Your objective: Repeat the data. Keep each line identical.

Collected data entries
************
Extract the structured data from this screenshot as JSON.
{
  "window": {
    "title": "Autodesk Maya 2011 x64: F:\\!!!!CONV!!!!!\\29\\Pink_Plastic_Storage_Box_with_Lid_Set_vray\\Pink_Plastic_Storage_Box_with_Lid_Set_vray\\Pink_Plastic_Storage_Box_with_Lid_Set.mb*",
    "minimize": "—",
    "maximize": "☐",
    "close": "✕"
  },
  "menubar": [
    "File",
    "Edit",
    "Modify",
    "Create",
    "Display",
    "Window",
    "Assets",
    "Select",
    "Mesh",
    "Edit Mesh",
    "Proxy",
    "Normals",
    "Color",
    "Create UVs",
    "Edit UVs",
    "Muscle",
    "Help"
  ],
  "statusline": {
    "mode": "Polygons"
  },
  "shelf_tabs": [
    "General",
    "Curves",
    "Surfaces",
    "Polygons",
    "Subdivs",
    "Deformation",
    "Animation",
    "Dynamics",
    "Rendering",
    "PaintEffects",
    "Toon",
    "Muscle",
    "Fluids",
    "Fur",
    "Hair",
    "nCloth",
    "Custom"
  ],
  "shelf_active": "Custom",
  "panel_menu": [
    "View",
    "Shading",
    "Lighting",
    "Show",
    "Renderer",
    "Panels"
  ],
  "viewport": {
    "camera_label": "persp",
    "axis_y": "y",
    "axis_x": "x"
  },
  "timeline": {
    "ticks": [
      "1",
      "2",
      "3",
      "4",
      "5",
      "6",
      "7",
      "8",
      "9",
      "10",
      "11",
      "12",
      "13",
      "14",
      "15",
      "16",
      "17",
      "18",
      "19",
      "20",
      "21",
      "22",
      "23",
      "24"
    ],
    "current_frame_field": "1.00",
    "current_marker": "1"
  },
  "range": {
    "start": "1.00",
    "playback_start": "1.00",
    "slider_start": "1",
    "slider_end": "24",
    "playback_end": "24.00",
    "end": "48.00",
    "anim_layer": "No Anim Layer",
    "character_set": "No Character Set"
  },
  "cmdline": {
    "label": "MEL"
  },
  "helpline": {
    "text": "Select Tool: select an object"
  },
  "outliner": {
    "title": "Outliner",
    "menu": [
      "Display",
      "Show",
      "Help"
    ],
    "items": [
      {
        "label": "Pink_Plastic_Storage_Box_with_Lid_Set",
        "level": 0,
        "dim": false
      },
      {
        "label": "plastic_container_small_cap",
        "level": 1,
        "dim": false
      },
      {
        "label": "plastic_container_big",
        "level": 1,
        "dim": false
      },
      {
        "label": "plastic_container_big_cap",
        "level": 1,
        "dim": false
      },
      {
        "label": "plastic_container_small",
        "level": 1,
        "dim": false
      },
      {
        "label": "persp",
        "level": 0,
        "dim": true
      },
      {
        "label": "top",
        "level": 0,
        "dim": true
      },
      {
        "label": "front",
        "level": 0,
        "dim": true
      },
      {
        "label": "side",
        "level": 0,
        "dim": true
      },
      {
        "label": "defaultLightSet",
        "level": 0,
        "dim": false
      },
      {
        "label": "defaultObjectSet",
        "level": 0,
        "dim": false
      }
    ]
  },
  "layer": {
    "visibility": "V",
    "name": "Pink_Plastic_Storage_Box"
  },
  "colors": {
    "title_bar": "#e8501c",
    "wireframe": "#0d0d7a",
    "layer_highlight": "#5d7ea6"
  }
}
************
Worked solution:
Extract the structured data from this screenshot as JSON.
{
  "window": {
    "title": "Autodesk Maya 2011 x64: F:\\!!!!CONV!!!!!\\29\\Pink_Plastic_Storage_Box_with_Lid_Set_vray\\Pink_Plastic_Storage_Box_with_Lid_Set_vray\\Pink_Plastic_Storage_Box_with_Lid_Set.mb*",
    "minimize": "—",
    "maximize": "☐",
    "close": "✕"
  },
  "menubar": [
    "File",
    "Edit",
    "Modify",
    "Create",
    "Display",
    "Window",
    "Assets",
    "Select",
    "Mesh",
    "Edit Mesh",
    "Proxy",
    "Normals",
    "Color",
    "Create UVs",
    "Edit UVs",
    "Muscle",
    "Help"
  ],
  "statusline": {
    "mode": "Polygons"
  },
  "shelf_tabs": [
    "General",
    "Curves",
    "Surfaces",
    "Polygons",
    "Subdivs",
    "Deformation",
    "Animation",
    "Dynamics",
    "Rendering",
    "PaintEffects",
    "Toon",
    "Muscle",
    "Fluids",
    "Fur",
    "Hair",
    "nCloth",
    "Custom"
  ],
  "shelf_active": "Custom",
  "panel_menu": [
    "View",
    "Shading",
    "Lighting",
    "Show",
    "Renderer",
    "Panels"
  ],
  "viewport": {
    "camera_label": "persp",
    "axis_y": "y",
    "axis_x": "x"
  },
  "timeline": {
    "ticks": [
      "1",
      "2",
      "3",
      "4",
      "5",
      "6",
      "7",
      "8",
      "9",
      "10",
      "11",
      "12",
      "13",
      "14",
      "15",
      "16",
      "17",
      "18",
      "19",
      "20",
      "21",
      "22",
      "23",
      "24"
    ],
    "current_frame_field": "1.00",
    "current_marker": "1"
  },
  "range": {
    "start": "1.00",
    "playback_start": "1.00",
    "slider_start": "1",
    "slider_end": "24",
    "playback_end": "24.00",
    "end": "48.00",
    "anim_layer": "No Anim Layer",
    "character_set": "No Character Set"
  },
  "cmdline": {
    "label": "MEL"
  },
  "helpline": {
    "text": "Select Tool: select an object"
  },
  "outliner": {
    "title": "Outliner",
    "menu": [
      "Display",
      "Show",
      "Help"
    ],
    "items": [
      {
        "label": "Pink_Plastic_Storage_Box_with_Lid_Set",
        "level": 0,
        "dim": false
      },
      {
        "label": "plastic_container_small_cap",
        "level": 1,
        "dim": false
      },
      {
        "label": "plastic_container_big",
        "level": 1,
        "dim": false
      },
      {
        "label": "plastic_container_big_cap",
        "level": 1,
        "dim": false
      },
      {
        "label": "plastic_container_small",
        "level": 1,
        "dim": false
      },
      {
        "label": "persp",
        "level": 0,
        "dim": true
      },
      {
        "label": "top",
        "level": 0,
        "dim": true
      },
      {
        "label": "front",
        "level": 0,
        "dim": true
      },
      {
        "label": "side",
        "level": 0,
        "dim": true
      },
      {
        "label": "defaultLightSet",
        "level": 0,
        "dim": false
      },
      {
        "label": "defaultObjectSet",
        "level": 0,
        "dim": false
      }
    ]
  },
  "layer": {
    "visibility": "V",
    "name": "Pink_Plastic_Storage_Box"
  },
  "colors": {
    "title_bar": "#e8501c",
    "wireframe": "#0d0d7a",
    "layer_highlight": "#5d7ea6"
  }
}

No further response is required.